REQUIRED ACTION:
If a line of the records contains the string "septembre", copy it out.

(Page and application data records)
+===+
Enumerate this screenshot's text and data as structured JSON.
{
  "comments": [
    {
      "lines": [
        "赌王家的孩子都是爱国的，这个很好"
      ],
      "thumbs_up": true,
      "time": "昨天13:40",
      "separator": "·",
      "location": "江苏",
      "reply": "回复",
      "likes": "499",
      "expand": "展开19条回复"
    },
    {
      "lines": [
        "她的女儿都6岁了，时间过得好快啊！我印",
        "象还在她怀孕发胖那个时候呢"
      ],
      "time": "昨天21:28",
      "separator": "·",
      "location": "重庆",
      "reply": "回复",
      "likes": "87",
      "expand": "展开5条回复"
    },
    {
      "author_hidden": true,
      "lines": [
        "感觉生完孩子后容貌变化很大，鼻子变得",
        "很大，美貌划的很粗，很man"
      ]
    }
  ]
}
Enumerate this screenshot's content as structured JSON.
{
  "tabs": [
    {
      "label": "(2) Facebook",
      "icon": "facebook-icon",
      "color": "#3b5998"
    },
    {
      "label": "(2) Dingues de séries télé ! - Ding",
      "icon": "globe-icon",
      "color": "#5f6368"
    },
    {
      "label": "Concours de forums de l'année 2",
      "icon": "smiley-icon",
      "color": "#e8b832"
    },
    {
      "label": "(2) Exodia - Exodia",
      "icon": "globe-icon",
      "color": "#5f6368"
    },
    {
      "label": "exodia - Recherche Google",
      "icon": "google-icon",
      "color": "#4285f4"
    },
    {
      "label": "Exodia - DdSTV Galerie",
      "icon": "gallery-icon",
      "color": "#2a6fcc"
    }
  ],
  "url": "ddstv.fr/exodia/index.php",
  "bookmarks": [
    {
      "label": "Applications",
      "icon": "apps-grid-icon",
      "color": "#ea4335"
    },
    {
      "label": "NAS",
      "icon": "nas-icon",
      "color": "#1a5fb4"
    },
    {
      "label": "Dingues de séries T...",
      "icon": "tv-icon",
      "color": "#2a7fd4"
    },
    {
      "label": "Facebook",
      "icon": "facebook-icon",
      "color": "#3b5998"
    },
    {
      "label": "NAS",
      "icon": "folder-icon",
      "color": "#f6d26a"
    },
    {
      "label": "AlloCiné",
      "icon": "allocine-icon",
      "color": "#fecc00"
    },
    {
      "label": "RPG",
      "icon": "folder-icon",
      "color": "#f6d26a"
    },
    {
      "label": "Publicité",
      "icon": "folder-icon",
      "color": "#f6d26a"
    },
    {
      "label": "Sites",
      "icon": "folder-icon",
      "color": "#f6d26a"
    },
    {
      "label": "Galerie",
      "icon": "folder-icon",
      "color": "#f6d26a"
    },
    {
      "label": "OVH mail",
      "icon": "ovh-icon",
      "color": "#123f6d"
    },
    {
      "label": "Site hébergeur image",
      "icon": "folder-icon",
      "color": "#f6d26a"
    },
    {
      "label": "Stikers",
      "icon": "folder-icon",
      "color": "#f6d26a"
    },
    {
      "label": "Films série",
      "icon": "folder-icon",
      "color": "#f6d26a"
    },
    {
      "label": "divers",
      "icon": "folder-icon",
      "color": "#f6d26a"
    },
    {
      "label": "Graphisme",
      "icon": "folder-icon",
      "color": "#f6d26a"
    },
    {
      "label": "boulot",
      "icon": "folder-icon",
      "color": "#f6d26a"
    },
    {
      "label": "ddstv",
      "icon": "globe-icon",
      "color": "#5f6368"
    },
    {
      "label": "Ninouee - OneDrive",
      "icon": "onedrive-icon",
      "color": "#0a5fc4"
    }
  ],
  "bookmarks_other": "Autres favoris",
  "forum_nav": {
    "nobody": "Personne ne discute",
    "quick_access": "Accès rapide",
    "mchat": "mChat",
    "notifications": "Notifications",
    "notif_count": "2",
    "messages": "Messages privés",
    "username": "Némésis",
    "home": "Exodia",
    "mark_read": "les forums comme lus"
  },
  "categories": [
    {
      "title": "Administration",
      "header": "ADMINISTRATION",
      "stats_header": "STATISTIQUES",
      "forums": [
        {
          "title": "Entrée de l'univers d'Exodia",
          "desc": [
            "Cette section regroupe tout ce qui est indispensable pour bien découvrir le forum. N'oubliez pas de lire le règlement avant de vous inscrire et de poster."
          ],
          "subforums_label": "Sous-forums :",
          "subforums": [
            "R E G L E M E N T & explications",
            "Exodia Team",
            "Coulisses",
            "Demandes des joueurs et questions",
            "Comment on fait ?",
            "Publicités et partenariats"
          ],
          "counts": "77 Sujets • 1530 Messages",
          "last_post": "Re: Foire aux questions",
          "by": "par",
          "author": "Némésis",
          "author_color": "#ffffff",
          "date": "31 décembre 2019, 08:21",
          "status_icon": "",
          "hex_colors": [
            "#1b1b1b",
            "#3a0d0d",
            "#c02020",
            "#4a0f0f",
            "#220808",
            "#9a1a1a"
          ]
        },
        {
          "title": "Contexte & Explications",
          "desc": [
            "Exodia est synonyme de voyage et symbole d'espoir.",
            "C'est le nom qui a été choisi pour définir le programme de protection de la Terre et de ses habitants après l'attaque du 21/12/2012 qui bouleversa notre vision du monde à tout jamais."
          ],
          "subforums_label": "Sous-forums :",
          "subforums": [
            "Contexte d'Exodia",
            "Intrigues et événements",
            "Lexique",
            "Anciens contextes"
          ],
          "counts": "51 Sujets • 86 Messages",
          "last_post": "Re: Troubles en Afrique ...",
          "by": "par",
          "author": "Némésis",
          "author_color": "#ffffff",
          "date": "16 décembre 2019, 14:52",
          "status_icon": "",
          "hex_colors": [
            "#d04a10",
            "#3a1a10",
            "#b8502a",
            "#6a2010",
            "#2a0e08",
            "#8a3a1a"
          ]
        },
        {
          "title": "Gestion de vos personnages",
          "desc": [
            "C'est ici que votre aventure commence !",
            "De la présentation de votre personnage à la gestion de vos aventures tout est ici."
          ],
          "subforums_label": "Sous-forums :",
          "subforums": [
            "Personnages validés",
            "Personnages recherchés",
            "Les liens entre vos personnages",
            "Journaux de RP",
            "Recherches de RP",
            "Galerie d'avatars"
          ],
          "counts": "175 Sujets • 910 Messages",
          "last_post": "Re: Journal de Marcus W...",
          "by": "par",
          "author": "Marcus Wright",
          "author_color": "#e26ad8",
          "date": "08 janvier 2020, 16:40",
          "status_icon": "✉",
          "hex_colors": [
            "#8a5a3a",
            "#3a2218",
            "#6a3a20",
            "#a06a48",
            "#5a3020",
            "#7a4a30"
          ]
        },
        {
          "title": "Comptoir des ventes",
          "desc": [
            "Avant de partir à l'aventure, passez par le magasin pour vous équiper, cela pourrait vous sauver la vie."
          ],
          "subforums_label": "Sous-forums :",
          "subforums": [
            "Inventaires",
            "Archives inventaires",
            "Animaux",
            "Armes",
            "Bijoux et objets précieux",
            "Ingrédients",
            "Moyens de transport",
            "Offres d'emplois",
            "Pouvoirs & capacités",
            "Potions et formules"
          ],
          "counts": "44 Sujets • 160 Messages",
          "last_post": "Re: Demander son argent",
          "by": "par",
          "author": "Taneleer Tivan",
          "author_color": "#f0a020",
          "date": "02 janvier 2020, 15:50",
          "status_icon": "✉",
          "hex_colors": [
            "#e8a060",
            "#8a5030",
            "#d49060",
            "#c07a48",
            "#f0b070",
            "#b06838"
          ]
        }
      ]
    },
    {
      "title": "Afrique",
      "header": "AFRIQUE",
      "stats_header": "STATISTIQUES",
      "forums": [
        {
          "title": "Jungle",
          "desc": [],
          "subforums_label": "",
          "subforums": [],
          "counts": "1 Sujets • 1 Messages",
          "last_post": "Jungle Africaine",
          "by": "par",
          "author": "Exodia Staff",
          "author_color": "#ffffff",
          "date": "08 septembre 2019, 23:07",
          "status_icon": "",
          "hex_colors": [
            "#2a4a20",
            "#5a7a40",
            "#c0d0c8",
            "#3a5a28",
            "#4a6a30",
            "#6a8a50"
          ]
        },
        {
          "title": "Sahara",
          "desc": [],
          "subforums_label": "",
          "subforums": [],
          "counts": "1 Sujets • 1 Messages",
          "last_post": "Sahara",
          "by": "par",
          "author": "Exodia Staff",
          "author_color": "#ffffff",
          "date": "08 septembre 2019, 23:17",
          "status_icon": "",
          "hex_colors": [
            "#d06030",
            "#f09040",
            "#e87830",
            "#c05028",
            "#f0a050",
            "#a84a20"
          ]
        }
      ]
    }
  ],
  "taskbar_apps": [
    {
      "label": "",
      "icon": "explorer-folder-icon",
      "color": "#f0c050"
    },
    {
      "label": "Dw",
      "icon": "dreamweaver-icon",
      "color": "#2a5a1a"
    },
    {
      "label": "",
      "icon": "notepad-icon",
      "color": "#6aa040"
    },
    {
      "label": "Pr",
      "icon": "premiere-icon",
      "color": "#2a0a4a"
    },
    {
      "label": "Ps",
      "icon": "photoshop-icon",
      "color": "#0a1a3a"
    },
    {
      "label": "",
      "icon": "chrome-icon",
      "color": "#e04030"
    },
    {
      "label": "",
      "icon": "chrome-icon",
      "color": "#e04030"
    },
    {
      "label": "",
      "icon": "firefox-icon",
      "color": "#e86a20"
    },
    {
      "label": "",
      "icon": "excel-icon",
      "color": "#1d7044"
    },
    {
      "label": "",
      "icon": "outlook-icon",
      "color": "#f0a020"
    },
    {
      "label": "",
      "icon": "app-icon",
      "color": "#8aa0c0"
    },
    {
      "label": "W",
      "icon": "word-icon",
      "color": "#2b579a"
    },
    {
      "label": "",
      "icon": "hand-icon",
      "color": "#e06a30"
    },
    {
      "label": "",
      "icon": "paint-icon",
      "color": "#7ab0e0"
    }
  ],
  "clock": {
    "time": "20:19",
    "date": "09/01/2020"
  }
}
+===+
EXERCISE RESPONSE:
          "date": "08 septembre 2019, 23:07",
          "date": "08 septembre 2019, 23:17",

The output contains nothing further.